Implications of the GAO Findings
The CRA provides that a rule must be presented to Congress before it “can take effect.” Therefore, in finding that agency statements of general policy are subject to the CRA, the GAO has called into question all agency guidance. Because issuing informal guidance is a routine practice of all federal agencies, the possibilities for future challenges are virtually boundless. Theoretically, all agency guidance dating back to 1996 could be challenged.
For example, CFPB Bulletin 2013-07 (Prohibition of Unfair, Deceptive, or Abusive Acts or Practices in the Collection of Consumer Debts) provides a “non-exhaustive list of examples of conduct related to the collection of consumer debt [that] could constitute UDAAPs” if engaged in by creditors. The listed practices are expressly prohibited for third-party collectors under the Fair Debt Collections Practices Act, which exempts first-party creditors. Consistent with the GAO’s opinion, Bulletin 2013-07 created rules because it identifies acts or practices that may prompt CFPB enforcement action.
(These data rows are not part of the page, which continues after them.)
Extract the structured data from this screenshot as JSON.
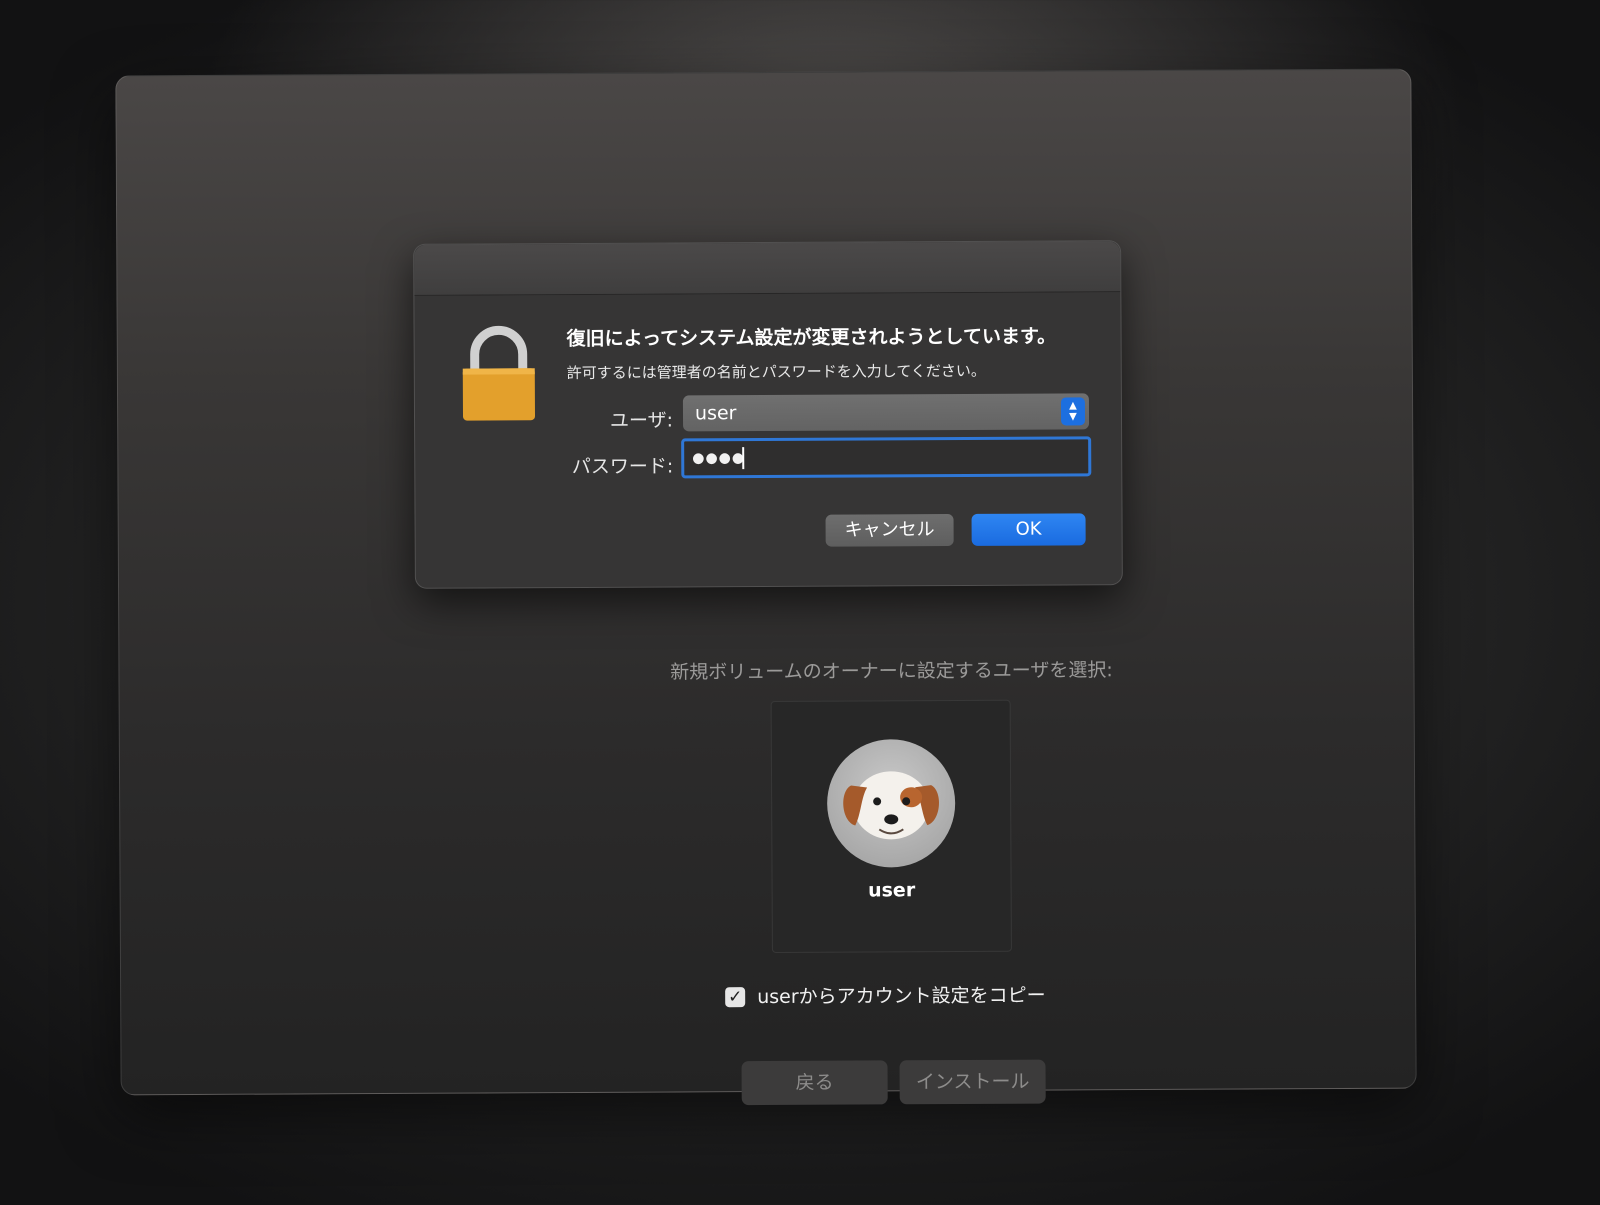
{
  "auth_dialog": {
    "title": "復旧によってシステム設定が変更されようとしています。",
    "message": "許可するには管理者の名前とパスワードを入力してください。",
    "user_label": "ユーザ:",
    "user_value": "user",
    "password_label": "パスワード:",
    "password_value": "●●●●",
    "cancel_label": "キャンセル",
    "ok_label": "OK"
  },
  "installer": {
    "owner_prompt": "新規ボリュームのオーナーに設定するユーザを選択:",
    "selected_user": "user",
    "copy_settings_label": "userからアカウント設定をコピー",
    "copy_settings_checked": true,
    "checkbox_mark": "✓",
    "back_label": "戻る",
    "install_label": "インストール"
  },
  "icons": {
    "lock": "lock-icon",
    "avatar": "dog-memoji-avatar",
    "stepper": "select-stepper-icon"
  },
  "colors": {
    "accent_blue": "#1a6be0",
    "lock_body": "#e3a02c",
    "background": "#242424"
  }
}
Yet, like the IGLL, the bulletin was not submitted to Congress for CRA review.
Impact on Regulators
The financial services industry may view the prospect of having Congress review all agency guidance as a welcome development. However, as a result of the GAO’s action, federal agencies could effectively lose one of their most important mechanisms for informing supervised entities what is expected of them. If an agency chooses to forgo submitting proposed guidance to Congress, that guidance will be deemed ineffective if it is subsequently found to be have established rules. On the other hand, if the agency submits guidance for CRA review, the agency will run the dual risks of immediate disapproval and being barred from issuing any similar rule. As a result, agencies may turn to formal enforcement actions as an alternative to issuing guidance, which is how the Cordray-run CFPB primarily operated. Moreover, by placing the “rule” status of agency guidance in the spotlight, the GAO opinion could prompt an increase in private lawsuits challenging the legitimacy of agency guidance under the APA’s notice and comment requirements.
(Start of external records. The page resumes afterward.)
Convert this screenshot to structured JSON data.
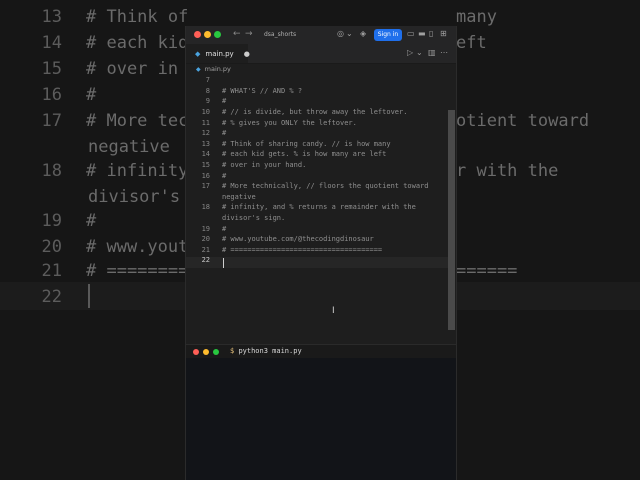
{
  "background": {
    "lines": [
      {
        "num": "13",
        "text": "# Think of",
        "tail": "many"
      },
      {
        "num": "14",
        "text": "# each kid",
        "tail": "eft"
      },
      {
        "num": "15",
        "text": "# over in",
        "tail": ""
      },
      {
        "num": "16",
        "text": "#",
        "tail": ""
      },
      {
        "num": "17",
        "text": "# More tech",
        "tail": "otient toward"
      },
      {
        "num": "",
        "text": "negative",
        "tail": ""
      },
      {
        "num": "18",
        "text": "# infinity",
        "tail": "r with the"
      },
      {
        "num": "",
        "text": "divisor's",
        "tail": ""
      },
      {
        "num": "19",
        "text": "#",
        "tail": ""
      },
      {
        "num": "20",
        "text": "# www.yout",
        "tail": ""
      },
      {
        "num": "21",
        "text": "# ========",
        "tail": "======"
      },
      {
        "num": "22",
        "text": "",
        "tail": ""
      }
    ]
  },
  "titlebar": {
    "search": "dsa_shorts",
    "sign_in": "Sign in",
    "colors": {
      "close": "#ff5f57",
      "minimize": "#febc2e",
      "maximize": "#28c840",
      "accent": "#1f6feb"
    }
  },
  "tab": {
    "filename": "main.py",
    "modified": "●"
  },
  "breadcrumb": {
    "filename": "main.py"
  },
  "code": {
    "lines": [
      {
        "num": "7",
        "text": ""
      },
      {
        "num": "8",
        "text": "# WHAT'S // AND % ?"
      },
      {
        "num": "9",
        "text": "#"
      },
      {
        "num": "10",
        "text": "# // is divide, but throw away the leftover."
      },
      {
        "num": "11",
        "text": "# % gives you ONLY the leftover."
      },
      {
        "num": "12",
        "text": "#"
      },
      {
        "num": "13",
        "text": "# Think of sharing candy. // is how many"
      },
      {
        "num": "14",
        "text": "# each kid gets. % is how many are left"
      },
      {
        "num": "15",
        "text": "# over in your hand."
      },
      {
        "num": "16",
        "text": "#"
      },
      {
        "num": "17",
        "text": "# More technically, // floors the quotient toward"
      },
      {
        "num": "",
        "text": "negative"
      },
      {
        "num": "18",
        "text": "# infinity, and % returns a remainder with the"
      },
      {
        "num": "",
        "text": "divisor's sign."
      },
      {
        "num": "19",
        "text": "#"
      },
      {
        "num": "20",
        "text": "# www.youtube.com/@thecodingdinosaur"
      },
      {
        "num": "21",
        "text": "# ===================================="
      },
      {
        "num": "22",
        "text": ""
      }
    ]
  },
  "terminal": {
    "prompt_symbol": "$",
    "command": "python3 main.py"
  }
}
The GAO’s finding that the IGLL and the CFPB auto lending guidance amount to “rules” under the CRA calls into question the validity of a vast body of existing bank regulatory guidance — dating back 21 years — in the form of bulletins, opinions and policy statements. Hence, we could be looking at the tip of the iceberg.
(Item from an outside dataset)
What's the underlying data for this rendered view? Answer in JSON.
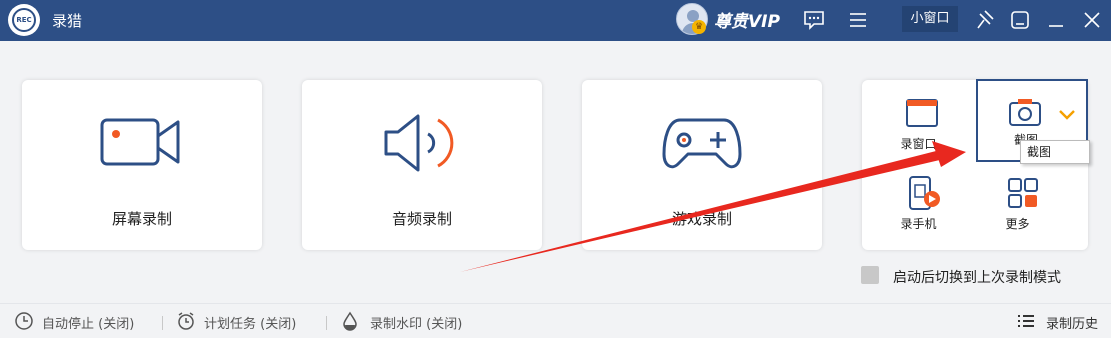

The GAO’s opinion presents to federal agencies a “choice between two evils” — either submitting their guidance to Congress for potential nullification or risking a later finding deeming the guidance a “rule” for CRA purposes and thereby ineffective.
If it becomes routine for agencies to submit their proposed guidance to Congress for CRA purposes, Congress will have a much stronger hand in shaping agency policy, and agency independence will be weakened in equal measure.
By highlighting the rule status of agency guidance, the GAO opinion could have the ancillary effect of increasing private lawsuits challenging the legitimacy of agency guidance under the APA’s notice and comment requirements.
The material in this publication was created as of the date set forth above and is based on laws, court decisions, administrative rulings and congressional materials that existed at that time, and should not be construed as legal advice or legal opinions on specific facts. The information in this publication is not intended to create, and the transmission and receipt of it does not constitute, a lawyer-client relationship.